(Beginning of EXERCISE DATA)

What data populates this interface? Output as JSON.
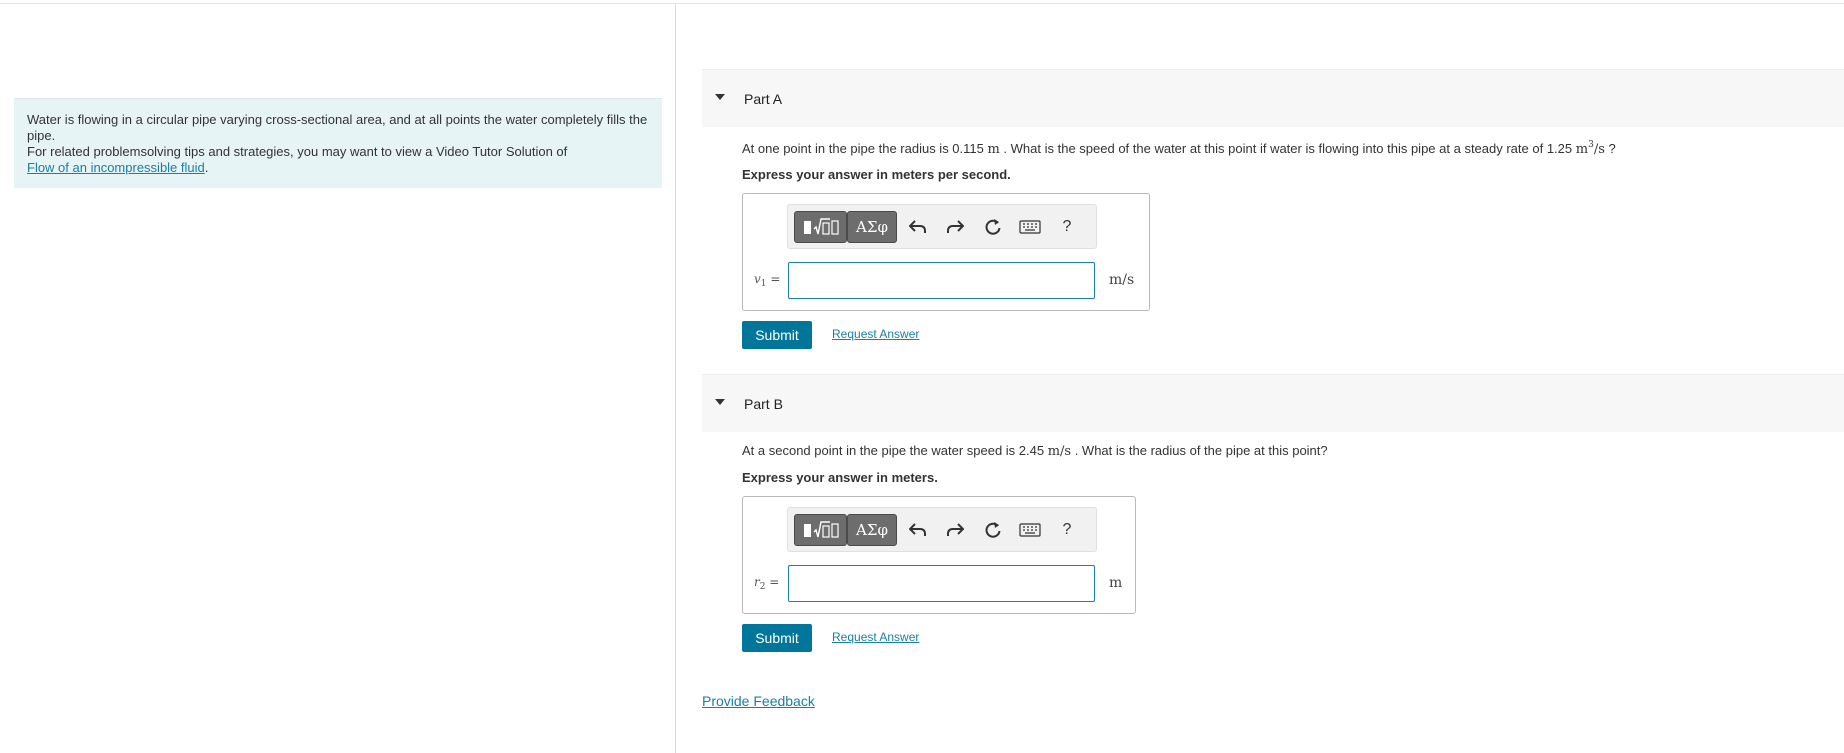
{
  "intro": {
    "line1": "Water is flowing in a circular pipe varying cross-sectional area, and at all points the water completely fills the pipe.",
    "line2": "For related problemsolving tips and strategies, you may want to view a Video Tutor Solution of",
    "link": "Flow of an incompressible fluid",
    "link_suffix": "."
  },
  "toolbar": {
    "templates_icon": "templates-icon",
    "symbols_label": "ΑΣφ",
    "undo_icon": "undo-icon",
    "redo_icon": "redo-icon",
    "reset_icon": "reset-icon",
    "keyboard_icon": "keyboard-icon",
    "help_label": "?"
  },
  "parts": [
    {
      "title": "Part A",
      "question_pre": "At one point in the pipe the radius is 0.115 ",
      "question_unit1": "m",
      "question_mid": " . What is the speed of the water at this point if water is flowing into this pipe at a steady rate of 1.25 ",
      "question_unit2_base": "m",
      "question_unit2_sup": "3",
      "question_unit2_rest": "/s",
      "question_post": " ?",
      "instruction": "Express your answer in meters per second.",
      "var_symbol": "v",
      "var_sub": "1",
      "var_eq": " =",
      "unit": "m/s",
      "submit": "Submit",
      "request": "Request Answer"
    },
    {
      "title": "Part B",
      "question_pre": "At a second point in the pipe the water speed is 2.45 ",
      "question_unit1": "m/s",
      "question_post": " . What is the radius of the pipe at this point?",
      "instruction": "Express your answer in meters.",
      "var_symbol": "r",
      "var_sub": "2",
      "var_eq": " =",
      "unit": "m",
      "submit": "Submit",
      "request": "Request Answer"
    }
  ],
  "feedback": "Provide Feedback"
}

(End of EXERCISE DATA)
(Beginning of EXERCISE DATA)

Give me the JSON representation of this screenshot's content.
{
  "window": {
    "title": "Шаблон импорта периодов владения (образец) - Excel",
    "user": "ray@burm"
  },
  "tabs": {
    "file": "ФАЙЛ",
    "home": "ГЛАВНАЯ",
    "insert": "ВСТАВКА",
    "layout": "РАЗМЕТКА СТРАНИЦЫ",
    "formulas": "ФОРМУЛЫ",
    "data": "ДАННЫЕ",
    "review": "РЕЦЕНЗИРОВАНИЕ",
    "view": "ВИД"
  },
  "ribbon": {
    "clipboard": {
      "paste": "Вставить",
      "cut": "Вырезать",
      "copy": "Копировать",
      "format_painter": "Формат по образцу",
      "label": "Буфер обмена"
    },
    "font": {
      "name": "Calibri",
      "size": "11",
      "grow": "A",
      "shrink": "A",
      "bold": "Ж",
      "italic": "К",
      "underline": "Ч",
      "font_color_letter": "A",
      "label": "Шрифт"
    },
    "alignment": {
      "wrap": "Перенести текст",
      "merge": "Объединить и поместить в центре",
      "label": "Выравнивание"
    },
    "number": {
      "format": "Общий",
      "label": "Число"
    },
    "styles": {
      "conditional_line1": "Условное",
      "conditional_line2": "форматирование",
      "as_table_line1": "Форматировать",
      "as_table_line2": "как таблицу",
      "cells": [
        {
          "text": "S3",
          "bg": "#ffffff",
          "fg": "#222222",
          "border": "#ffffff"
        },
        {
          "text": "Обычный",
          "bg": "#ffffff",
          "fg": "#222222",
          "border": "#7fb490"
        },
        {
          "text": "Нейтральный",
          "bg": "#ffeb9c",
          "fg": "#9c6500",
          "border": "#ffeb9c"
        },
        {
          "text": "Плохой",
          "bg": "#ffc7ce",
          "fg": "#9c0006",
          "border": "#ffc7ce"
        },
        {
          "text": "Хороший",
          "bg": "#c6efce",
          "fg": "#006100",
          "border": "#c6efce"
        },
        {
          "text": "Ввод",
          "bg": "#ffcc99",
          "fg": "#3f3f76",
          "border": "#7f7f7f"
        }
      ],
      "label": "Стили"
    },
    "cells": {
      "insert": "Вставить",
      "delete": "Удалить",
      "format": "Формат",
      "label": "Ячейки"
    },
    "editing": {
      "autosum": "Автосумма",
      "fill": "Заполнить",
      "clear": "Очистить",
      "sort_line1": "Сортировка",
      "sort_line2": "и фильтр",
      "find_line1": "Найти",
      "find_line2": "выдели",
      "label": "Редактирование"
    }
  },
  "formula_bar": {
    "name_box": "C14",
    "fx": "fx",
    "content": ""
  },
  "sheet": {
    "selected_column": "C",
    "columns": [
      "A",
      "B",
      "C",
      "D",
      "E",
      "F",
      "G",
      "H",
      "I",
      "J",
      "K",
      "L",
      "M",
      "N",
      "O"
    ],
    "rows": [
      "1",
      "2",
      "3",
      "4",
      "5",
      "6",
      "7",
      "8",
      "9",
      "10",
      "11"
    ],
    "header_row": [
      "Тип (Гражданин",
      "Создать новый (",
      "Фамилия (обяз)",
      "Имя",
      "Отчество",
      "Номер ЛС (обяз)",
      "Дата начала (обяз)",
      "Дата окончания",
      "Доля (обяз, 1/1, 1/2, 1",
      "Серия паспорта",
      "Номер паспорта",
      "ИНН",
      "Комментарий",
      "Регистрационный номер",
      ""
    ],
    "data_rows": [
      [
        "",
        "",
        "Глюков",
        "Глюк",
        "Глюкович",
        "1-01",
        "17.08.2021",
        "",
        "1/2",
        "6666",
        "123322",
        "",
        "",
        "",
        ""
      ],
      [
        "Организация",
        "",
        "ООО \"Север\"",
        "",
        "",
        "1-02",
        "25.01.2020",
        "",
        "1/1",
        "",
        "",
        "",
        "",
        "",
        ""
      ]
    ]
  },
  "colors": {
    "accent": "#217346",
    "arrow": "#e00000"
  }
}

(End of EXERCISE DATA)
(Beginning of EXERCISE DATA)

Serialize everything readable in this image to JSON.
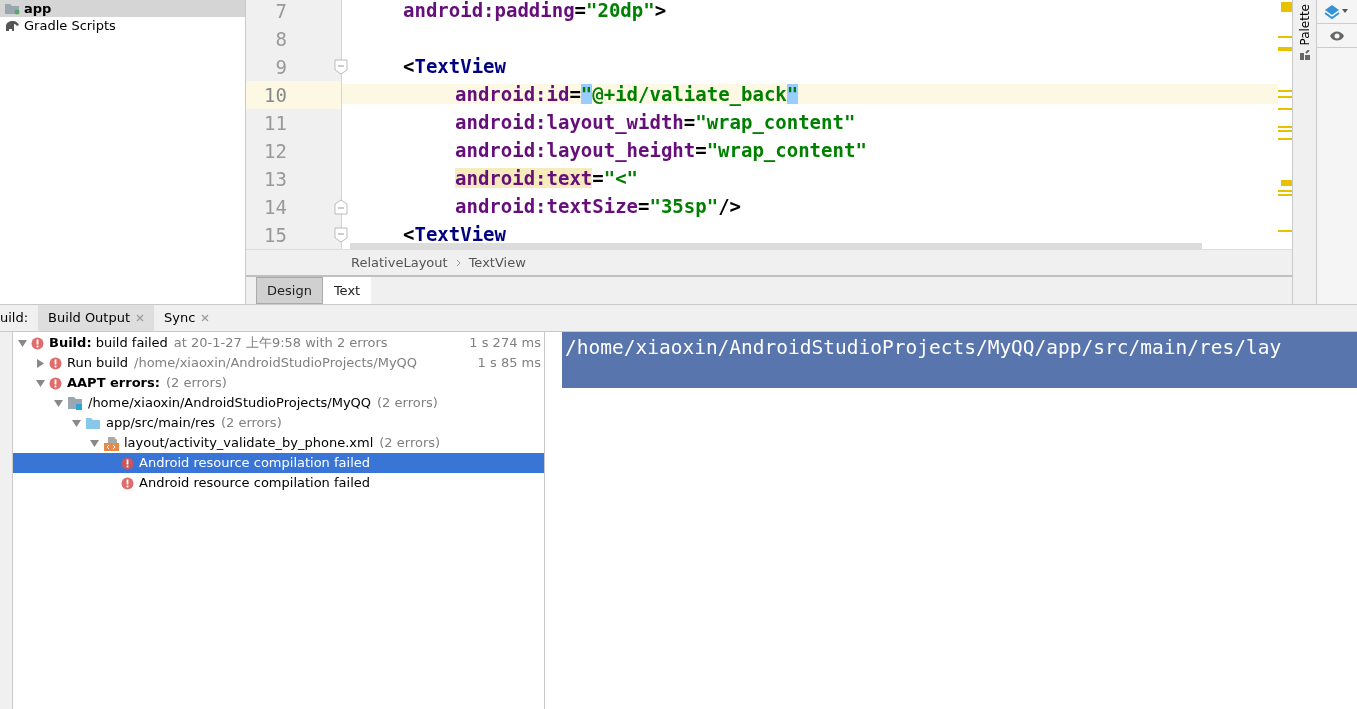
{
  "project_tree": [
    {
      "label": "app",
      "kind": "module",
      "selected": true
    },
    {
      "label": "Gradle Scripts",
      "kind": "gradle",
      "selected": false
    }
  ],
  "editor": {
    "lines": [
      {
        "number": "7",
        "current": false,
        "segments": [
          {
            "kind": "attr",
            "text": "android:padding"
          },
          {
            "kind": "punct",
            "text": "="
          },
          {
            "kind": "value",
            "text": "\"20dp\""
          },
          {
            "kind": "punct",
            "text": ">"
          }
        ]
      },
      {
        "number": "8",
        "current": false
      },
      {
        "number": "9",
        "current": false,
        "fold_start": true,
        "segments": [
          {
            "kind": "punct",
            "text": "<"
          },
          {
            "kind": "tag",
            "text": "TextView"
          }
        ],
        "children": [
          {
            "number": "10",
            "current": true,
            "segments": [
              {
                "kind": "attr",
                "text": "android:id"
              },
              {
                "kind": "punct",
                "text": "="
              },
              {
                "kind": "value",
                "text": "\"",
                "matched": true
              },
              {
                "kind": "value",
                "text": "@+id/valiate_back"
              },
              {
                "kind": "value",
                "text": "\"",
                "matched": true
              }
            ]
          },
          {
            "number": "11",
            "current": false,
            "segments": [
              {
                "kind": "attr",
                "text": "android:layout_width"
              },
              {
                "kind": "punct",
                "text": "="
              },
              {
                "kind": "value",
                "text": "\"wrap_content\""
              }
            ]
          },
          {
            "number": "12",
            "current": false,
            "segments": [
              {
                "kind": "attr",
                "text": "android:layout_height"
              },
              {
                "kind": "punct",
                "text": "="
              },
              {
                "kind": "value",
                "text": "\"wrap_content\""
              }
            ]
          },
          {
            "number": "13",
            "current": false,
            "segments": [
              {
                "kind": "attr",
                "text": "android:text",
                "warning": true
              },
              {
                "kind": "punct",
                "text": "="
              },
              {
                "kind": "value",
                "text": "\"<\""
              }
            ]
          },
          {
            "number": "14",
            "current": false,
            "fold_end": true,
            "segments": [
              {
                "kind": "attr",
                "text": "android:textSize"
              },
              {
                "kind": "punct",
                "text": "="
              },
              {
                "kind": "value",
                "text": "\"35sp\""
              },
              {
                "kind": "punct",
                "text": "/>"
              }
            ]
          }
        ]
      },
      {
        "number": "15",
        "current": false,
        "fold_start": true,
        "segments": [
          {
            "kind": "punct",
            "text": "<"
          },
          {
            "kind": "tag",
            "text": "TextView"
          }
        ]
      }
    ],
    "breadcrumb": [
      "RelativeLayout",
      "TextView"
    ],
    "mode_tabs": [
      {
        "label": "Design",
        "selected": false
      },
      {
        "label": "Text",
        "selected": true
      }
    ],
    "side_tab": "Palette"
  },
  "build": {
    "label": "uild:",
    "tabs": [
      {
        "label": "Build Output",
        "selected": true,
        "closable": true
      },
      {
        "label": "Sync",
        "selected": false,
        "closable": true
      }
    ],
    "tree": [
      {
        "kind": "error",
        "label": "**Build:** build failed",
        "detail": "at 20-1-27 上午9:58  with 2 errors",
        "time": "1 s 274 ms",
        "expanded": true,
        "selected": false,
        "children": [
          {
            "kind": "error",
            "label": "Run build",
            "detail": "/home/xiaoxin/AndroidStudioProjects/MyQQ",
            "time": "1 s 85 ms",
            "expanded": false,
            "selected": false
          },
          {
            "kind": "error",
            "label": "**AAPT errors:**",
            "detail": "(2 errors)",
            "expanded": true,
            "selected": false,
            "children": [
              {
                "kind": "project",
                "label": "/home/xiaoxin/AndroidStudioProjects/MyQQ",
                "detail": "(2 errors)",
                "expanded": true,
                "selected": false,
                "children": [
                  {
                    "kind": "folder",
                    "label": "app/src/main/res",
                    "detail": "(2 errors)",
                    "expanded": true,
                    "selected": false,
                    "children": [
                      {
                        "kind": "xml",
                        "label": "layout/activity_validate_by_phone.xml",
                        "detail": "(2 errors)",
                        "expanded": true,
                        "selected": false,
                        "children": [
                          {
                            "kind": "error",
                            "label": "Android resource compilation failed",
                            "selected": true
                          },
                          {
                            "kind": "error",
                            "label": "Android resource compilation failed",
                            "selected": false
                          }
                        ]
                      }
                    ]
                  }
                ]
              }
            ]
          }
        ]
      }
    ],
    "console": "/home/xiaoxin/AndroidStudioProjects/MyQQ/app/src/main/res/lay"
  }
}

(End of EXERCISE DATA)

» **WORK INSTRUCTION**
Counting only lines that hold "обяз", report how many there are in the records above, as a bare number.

» **RESPONSE BELOW**
4